Look for "elonmusk" in each line of the records, and copy the lines that have it.

(Items from a dataset)
- - -

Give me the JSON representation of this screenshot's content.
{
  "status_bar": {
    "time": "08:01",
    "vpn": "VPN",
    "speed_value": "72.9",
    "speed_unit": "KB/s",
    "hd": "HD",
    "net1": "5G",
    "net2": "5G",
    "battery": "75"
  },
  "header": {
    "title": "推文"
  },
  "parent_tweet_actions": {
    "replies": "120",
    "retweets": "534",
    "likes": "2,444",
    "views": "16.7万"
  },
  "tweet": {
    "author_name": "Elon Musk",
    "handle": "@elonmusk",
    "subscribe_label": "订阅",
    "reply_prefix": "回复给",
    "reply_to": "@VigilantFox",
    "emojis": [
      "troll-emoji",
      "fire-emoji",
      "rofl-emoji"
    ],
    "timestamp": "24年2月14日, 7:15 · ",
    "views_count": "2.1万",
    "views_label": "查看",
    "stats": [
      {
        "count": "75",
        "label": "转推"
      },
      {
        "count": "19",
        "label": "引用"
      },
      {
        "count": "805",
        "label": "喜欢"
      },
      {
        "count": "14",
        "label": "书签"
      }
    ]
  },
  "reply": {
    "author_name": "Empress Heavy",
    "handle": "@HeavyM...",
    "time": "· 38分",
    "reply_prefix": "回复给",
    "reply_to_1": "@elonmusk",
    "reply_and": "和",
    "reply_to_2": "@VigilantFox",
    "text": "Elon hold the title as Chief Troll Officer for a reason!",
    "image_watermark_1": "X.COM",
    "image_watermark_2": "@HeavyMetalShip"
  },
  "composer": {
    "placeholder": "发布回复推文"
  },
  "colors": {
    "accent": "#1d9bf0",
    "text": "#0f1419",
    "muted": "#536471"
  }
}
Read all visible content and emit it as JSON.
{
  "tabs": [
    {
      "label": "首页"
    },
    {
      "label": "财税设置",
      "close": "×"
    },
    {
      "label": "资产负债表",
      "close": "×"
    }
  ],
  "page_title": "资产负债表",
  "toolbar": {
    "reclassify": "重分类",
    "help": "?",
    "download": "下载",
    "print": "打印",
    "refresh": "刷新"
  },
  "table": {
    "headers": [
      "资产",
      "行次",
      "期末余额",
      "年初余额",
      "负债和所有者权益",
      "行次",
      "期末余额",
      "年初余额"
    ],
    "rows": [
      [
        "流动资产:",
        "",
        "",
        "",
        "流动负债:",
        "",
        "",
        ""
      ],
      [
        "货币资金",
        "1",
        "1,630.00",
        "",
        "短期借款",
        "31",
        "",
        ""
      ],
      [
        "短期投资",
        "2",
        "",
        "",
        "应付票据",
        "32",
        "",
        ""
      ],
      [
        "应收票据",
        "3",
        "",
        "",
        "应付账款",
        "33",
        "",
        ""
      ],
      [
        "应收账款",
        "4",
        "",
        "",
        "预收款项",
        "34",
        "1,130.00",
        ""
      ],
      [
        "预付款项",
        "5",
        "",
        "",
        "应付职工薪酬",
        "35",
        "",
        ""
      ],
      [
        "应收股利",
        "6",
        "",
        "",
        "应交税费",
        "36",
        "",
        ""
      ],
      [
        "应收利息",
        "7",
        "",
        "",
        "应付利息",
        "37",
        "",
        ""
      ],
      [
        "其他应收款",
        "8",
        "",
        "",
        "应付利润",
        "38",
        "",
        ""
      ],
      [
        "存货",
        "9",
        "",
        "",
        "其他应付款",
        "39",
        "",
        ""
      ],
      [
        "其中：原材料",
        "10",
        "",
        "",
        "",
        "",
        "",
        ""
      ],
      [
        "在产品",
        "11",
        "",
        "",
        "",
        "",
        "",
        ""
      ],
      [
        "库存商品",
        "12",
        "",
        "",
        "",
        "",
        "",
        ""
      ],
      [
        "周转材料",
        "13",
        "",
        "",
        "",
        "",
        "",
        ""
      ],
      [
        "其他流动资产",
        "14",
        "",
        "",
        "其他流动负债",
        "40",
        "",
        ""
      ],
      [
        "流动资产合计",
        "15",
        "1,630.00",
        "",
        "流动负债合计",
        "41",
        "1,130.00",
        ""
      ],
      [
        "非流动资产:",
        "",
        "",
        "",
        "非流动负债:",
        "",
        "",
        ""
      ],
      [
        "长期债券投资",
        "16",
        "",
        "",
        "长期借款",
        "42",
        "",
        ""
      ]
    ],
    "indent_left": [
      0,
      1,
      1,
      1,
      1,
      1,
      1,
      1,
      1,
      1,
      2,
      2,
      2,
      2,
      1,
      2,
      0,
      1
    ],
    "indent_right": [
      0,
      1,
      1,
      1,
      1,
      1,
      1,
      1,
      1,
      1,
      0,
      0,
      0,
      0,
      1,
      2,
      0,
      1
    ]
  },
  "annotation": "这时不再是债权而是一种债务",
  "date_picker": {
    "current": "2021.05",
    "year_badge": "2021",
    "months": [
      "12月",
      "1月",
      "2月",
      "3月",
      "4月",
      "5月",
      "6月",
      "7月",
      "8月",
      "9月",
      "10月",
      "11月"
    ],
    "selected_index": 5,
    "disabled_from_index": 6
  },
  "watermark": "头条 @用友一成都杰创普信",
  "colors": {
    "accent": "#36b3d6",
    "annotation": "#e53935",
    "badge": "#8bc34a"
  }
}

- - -

Solution>
    "handle": "@elonmusk",
    "reply_to_1": "@elonmusk",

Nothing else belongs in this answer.